It's important to understand the consequences of refusing to take a state-sanctioned test after being pulled over for a DUI. In Georgia, you will be facing an Administrative License Suspension (ALS) that takes effect immediately. This means that you will lose your driving privileges for at least one year, unless your DUI charges are dropped before then. If you want to contest your ALS, you only have thirty days from your arrest date to request a hearing. This hearing can make all the difference in whether or not you will be able to drive again, so it's important to act quickly and make sure you have adequate legal representation. Don't wait until it's too late - take action as soon as possible.
What happens if ALS is denied or you fail to request in time?
After being arrested for DUI, it's important to act quickly and seek legal counsel as soon as possible. As we've seen, you only have 30 days from the date of your arrest to contest an Administrative License Suspension (ALS) and request a hearing, if you refused the state's test. This makes it essential to fully understand your options and know what steps to take in these crucial first days following your arrest. A skilled DUI attorney can help you navigate this process and provide you with the peace of mind that comes with knowing your rights are protected. Don't delay in seeking legal advice – contact an experienced DUI attorney today to ensure you get the best possible outcome for your case.
Ignition Interlock Limited Driving Permit Option

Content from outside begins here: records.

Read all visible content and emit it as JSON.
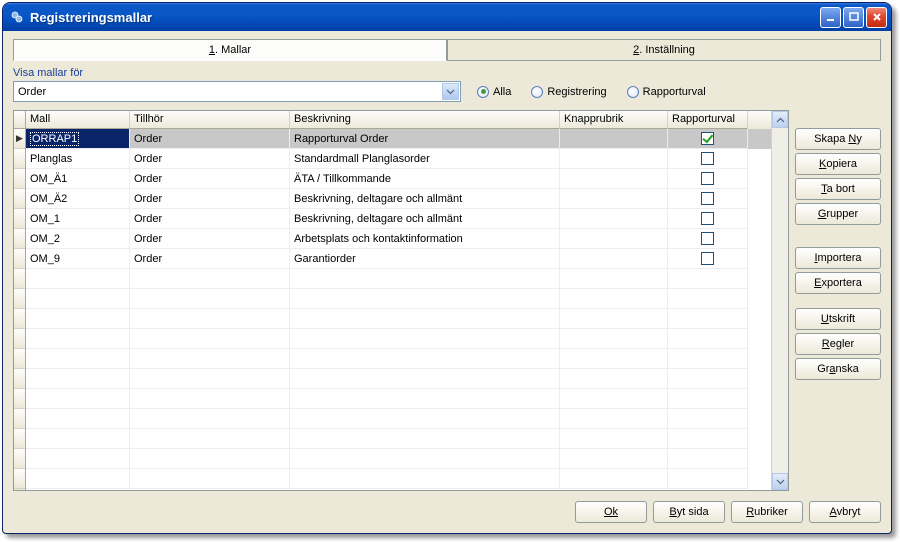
{
  "window": {
    "title": "Registreringsmallar"
  },
  "tabs": [
    {
      "prefix": "1",
      "label": "Mallar",
      "active": true
    },
    {
      "prefix": "2",
      "label": "Inställning",
      "active": false
    }
  ],
  "filter": {
    "label": "Visa mallar för",
    "value": "Order",
    "radios": {
      "all": "Alla",
      "reg": "Registrering",
      "rap": "Rapporturval",
      "selected": "all"
    }
  },
  "grid": {
    "columns": {
      "mall": "Mall",
      "tillhor": "Tillhör",
      "beskr": "Beskrivning",
      "knapp": "Knapprubrik",
      "rapp": "Rapporturval"
    },
    "rows": [
      {
        "mall": "ORRAP1",
        "tillhor": "Order",
        "beskr": "Rapporturval Order",
        "knapp": "",
        "rapp": true,
        "selected": true
      },
      {
        "mall": "Planglas",
        "tillhor": "Order",
        "beskr": "Standardmall Planglasorder",
        "knapp": "",
        "rapp": false,
        "selected": false
      },
      {
        "mall": "OM_Ä1",
        "tillhor": "Order",
        "beskr": "ÄTA / Tillkommande",
        "knapp": "",
        "rapp": false,
        "selected": false
      },
      {
        "mall": "OM_Ä2",
        "tillhor": "Order",
        "beskr": "Beskrivning, deltagare och allmänt",
        "knapp": "",
        "rapp": false,
        "selected": false
      },
      {
        "mall": "OM_1",
        "tillhor": "Order",
        "beskr": "Beskrivning, deltagare och allmänt",
        "knapp": "",
        "rapp": false,
        "selected": false
      },
      {
        "mall": "OM_2",
        "tillhor": "Order",
        "beskr": "Arbetsplats och kontaktinformation",
        "knapp": "",
        "rapp": false,
        "selected": false
      },
      {
        "mall": "OM_9",
        "tillhor": "Order",
        "beskr": "Garantiorder",
        "knapp": "",
        "rapp": false,
        "selected": false
      }
    ]
  },
  "buttons": {
    "skapany": "Skapa Ny",
    "kopiera": "Kopiera",
    "tabort": "Ta bort",
    "grupper": "Grupper",
    "importera": "Importera",
    "exportera": "Exportera",
    "utskrift": "Utskrift",
    "regler": "Regler",
    "granska": "Granska"
  },
  "footer": {
    "ok": "Ok",
    "bytsida": "Byt sida",
    "rubriker": "Rubriker",
    "avbryt": "Avbryt"
  }
}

For drivers 21 and older arrested for DUI in Georgia who refuse the state implied consent test, there is an ignition interlock limited driving permit option available during your 1 year hard suspension. This allows those who do not want to contest the ALS hearing but still need to drive for work or other essential purposes to legally operate their vehicle, as long as they have an ignition interlock device (IID) installed - which you must personally pay for and maintain. The device requires the driver to pass a breathalyzer test before starting their car, ensuring they are not under the influence of alcohol. While it may seem like a burden to have to install this equipment, it is a small price to pay for the ability to continue to drive legally. However, if your underlying DUI is thrown out prior to the 1 year of hard suspension passing, you still have to keep your IID for the full year - you do not get to have your license fully reinstated until that year has passed. Therefore, if you find yourself in this situation, it is important to consider this option but speak with an experienced DUI attorney to determine the best course of action before making that move.

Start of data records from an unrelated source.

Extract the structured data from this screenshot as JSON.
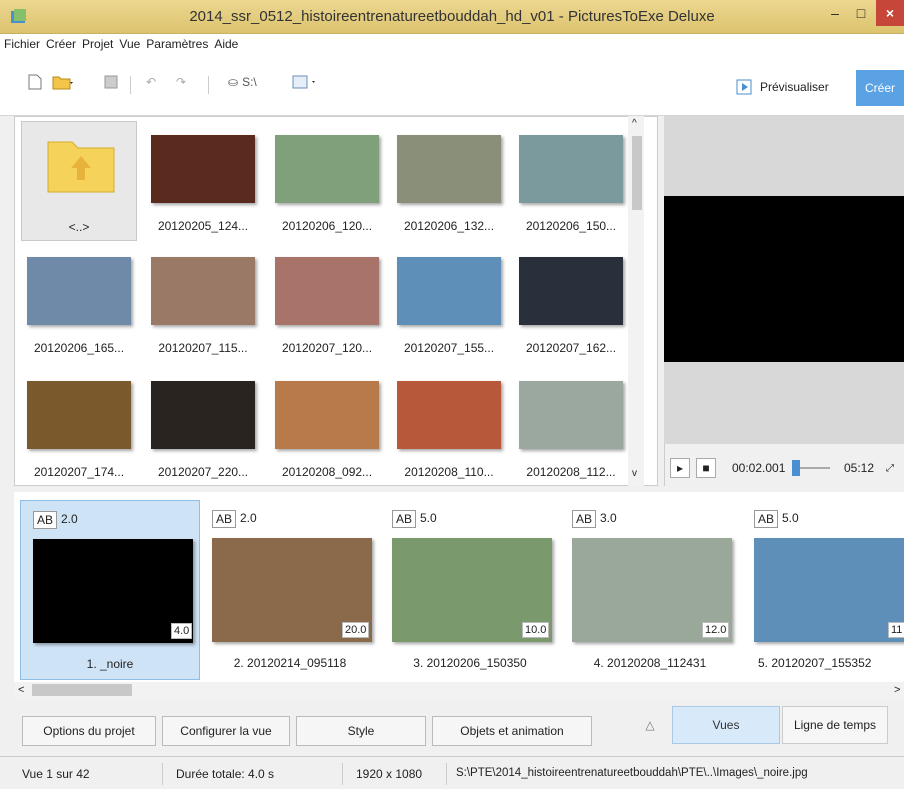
{
  "window": {
    "title": "2014_ssr_0512_histoireentrenatureetbouddah_hd_v01 - PicturesToExe Deluxe",
    "min": "–",
    "max": "□",
    "close": "×"
  },
  "menu": [
    "Fichier",
    "Créer",
    "Projet",
    "Vue",
    "Paramètres",
    "Aide"
  ],
  "toolbar": {
    "path_label": "S:\\",
    "preview_label": "Prévisualiser",
    "create_label": "Créer"
  },
  "files": [
    {
      "label": "<..>",
      "folder": true
    },
    {
      "label": "20120205_124...",
      "color": "#5a2a1e"
    },
    {
      "label": "20120206_120...",
      "color": "#7fa07a"
    },
    {
      "label": "20120206_132...",
      "color": "#8a8f7a"
    },
    {
      "label": "20120206_150...",
      "color": "#7a9a9e"
    },
    {
      "label": "20120206_165...",
      "color": "#6f8aa8"
    },
    {
      "label": "20120207_115...",
      "color": "#9a7a66"
    },
    {
      "label": "20120207_120...",
      "color": "#a8746a"
    },
    {
      "label": "20120207_155...",
      "color": "#5d8fb8"
    },
    {
      "label": "20120207_162...",
      "color": "#2a2f3c"
    },
    {
      "label": "20120207_174...",
      "color": "#7a5a2c"
    },
    {
      "label": "20120207_220...",
      "color": "#2a2420"
    },
    {
      "label": "20120208_092...",
      "color": "#b87a4a"
    },
    {
      "label": "20120208_110...",
      "color": "#b8583a"
    },
    {
      "label": "20120208_112...",
      "color": "#9aa8a0"
    }
  ],
  "player": {
    "time_current": "00:02.001",
    "time_total": "05:12"
  },
  "slides": [
    {
      "ab": "AB",
      "ab_value": "2.0",
      "duration": "4.0",
      "label": "1. _noire",
      "color": "#000000",
      "selected": true
    },
    {
      "ab": "AB",
      "ab_value": "2.0",
      "duration": "20.0",
      "label": "2. 20120214_095118",
      "color": "#8a6a4a"
    },
    {
      "ab": "AB",
      "ab_value": "5.0",
      "duration": "10.0",
      "label": "3. 20120206_150350",
      "color": "#7a9a6e"
    },
    {
      "ab": "AB",
      "ab_value": "3.0",
      "duration": "12.0",
      "label": "4. 20120208_112431",
      "color": "#9aa89a"
    },
    {
      "ab": "AB",
      "ab_value": "5.0",
      "duration": "11",
      "label": "5. 20120207_155352",
      "color": "#5d8fb8"
    }
  ],
  "bottom": {
    "options": "Options du projet",
    "configure": "Configurer la vue",
    "style": "Style",
    "objects": "Objets et animation",
    "collapse": "△",
    "tab_views": "Vues",
    "tab_timeline": "Ligne de temps"
  },
  "status": {
    "slide": "Vue 1 sur 42",
    "duration": "Durée totale: 4.0 s",
    "resolution": "1920 x 1080",
    "path": "S:\\PTE\\2014_histoireentrenatureetbouddah\\PTE\\..\\Images\\_noire.jpg"
  }
}
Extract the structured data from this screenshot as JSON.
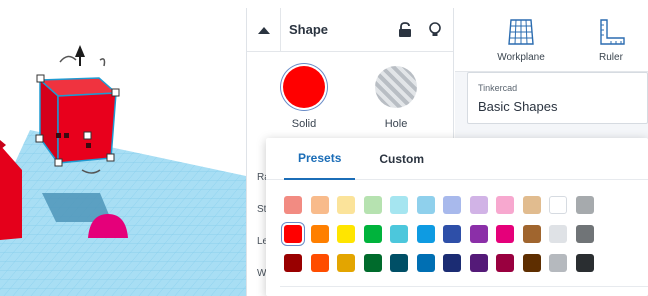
{
  "inspector": {
    "title": "Shape",
    "icons": [
      "collapse-arrow-icon",
      "lock-icon",
      "lightbulb-icon"
    ],
    "materials": [
      {
        "label": "Solid",
        "color": "#ff0000"
      },
      {
        "label": "Hole",
        "pattern": "striped-gray"
      }
    ],
    "property_labels": [
      "Ra",
      "St",
      "Le",
      "Wi"
    ]
  },
  "library": {
    "tools": [
      {
        "label": "Workplane",
        "icon": "workplane-grid-icon"
      },
      {
        "label": "Ruler",
        "icon": "ruler-icon"
      }
    ],
    "selector": {
      "small": "Tinkercad",
      "main": "Basic Shapes"
    }
  },
  "color_picker": {
    "tabs": [
      "Presets",
      "Custom"
    ],
    "active_tab": "Presets",
    "selected_color": "#ff0000",
    "swatches": [
      [
        "#f28b82",
        "#f8bb8b",
        "#fbe39a",
        "#b6e2b0",
        "#a5e5f0",
        "#8fd0ec",
        "#a8b9ec",
        "#d1b3e6",
        "#f7a8cf",
        "#e1bc8f",
        "#ffffff",
        "#a6aaad"
      ],
      [
        "#ff0000",
        "#ff7f00",
        "#ffe500",
        "#00b33c",
        "#4cc7dc",
        "#0e9be2",
        "#2e4fa8",
        "#8b2fa8",
        "#e5007a",
        "#a0652e",
        "#dfe2e6",
        "#707477"
      ],
      [
        "#990000",
        "#ff4d00",
        "#e3a500",
        "#006b2c",
        "#004f66",
        "#006fb3",
        "#1b2c73",
        "#541a78",
        "#99003f",
        "#5e2e00",
        "#b5b9be",
        "#2a2e31"
      ]
    ]
  },
  "theme": {
    "accent": "#1b6db7",
    "workplane": "#9fdcf5",
    "shape": "#e8001c"
  }
}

How to Get a Permit if You Took the State Test (ALS consent)
Getting a limited driving permit after a first DUI arrest in Georgia can be a daunting task, but it's important to know that it's possible. If you complied with the state test when asked during your arrest, you can request an ALS limited driving permit in-person at the DDS for a fee of $25, valid for one year. This permit will allow you to drive to work, school, court, and medical appointments only while your license is suspended. Keep in mind that this type of permit is only available to Georgia drivers who have received their first DUI within the past five years. Be sure to gather all necessary documents and follow the proper steps to acquire your permit and get back on track.
How We Can Help
Facing a DUI and ALS hearing is a stressful and overwhelming experience that can lead to negative consequences in your personal and professional life. Here at Your Law Firm, we understand the importance of protecting your rights and fighting for your future. Our experienced team will advise you on the best strategy for your situation, whether it is contesting the hearing or getting the ignition interlock limited driving permit. If you choose to proceed with the ALS hearing, we will fight for you at the administrative hearing and ensure that your voice is heard. You can count on us to provide you with the guidance and support you need during this difficult time. Let us help you navigate through this legal process and move forward with confidence.